- Your task -
Each line of the records below that holds "Ingenium" should be copied out.

Stored records
◆ ◆ ◆ ◆ ◆ ◆ ◆

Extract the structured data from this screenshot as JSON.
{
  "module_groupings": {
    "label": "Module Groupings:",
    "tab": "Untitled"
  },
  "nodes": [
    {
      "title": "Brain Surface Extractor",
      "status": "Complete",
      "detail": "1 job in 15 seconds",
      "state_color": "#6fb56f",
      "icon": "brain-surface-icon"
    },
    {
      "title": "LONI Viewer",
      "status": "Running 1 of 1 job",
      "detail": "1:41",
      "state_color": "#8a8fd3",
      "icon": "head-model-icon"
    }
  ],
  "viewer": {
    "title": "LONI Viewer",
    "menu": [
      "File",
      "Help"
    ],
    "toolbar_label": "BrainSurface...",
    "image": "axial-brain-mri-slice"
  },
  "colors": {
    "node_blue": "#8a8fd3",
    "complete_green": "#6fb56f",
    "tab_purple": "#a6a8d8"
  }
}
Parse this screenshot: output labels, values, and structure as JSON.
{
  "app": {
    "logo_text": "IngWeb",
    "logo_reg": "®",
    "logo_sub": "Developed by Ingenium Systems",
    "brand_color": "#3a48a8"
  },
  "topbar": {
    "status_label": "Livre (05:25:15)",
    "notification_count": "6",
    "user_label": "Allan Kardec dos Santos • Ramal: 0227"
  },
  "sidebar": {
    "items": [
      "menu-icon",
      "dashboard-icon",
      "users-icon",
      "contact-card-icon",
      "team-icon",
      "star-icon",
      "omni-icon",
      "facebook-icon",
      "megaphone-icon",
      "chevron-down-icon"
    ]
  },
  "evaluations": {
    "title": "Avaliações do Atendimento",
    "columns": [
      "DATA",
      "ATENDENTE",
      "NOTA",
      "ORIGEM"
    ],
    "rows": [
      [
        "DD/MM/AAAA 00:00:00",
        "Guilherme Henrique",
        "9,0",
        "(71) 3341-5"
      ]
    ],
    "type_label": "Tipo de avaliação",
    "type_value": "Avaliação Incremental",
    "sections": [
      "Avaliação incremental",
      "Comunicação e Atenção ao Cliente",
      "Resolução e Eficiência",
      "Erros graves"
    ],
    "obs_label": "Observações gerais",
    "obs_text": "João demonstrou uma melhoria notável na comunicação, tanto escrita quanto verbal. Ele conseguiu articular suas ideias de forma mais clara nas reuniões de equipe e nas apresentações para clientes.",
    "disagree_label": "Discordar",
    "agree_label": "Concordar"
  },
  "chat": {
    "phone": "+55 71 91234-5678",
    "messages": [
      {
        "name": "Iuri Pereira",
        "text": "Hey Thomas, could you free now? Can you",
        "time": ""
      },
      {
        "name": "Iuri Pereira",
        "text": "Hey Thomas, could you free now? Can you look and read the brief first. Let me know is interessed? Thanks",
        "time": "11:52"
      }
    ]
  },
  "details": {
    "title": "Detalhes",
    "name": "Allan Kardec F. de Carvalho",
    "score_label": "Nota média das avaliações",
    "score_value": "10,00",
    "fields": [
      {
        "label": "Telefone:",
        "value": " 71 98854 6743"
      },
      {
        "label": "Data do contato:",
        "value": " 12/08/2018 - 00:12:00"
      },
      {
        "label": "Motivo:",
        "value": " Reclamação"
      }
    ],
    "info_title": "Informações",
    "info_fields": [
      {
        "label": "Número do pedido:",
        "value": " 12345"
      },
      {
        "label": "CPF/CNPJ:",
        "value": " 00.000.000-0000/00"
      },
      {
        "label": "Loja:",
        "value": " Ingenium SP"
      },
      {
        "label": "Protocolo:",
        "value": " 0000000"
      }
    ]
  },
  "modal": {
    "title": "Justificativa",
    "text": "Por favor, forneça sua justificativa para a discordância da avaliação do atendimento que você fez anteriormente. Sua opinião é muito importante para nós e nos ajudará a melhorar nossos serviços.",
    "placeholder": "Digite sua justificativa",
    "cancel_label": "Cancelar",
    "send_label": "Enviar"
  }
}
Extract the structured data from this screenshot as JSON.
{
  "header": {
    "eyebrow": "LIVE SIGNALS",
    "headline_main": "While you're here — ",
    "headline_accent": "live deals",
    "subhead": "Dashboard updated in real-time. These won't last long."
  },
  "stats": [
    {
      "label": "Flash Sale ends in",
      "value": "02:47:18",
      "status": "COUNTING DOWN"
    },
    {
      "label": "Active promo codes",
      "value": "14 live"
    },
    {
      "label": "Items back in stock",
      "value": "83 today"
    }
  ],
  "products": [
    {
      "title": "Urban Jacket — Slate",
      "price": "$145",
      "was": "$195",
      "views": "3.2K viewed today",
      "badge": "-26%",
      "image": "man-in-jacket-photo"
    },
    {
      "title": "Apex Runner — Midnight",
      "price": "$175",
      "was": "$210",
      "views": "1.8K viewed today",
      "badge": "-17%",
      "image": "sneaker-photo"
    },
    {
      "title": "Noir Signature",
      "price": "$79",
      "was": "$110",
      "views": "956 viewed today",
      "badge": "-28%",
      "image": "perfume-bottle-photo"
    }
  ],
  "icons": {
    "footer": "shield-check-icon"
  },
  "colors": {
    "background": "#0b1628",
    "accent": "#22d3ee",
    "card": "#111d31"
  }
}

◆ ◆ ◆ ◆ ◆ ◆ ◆

- Your solution -
    "logo_sub": "Developed by Ingenium Systems",
        "value": " Ingenium SP"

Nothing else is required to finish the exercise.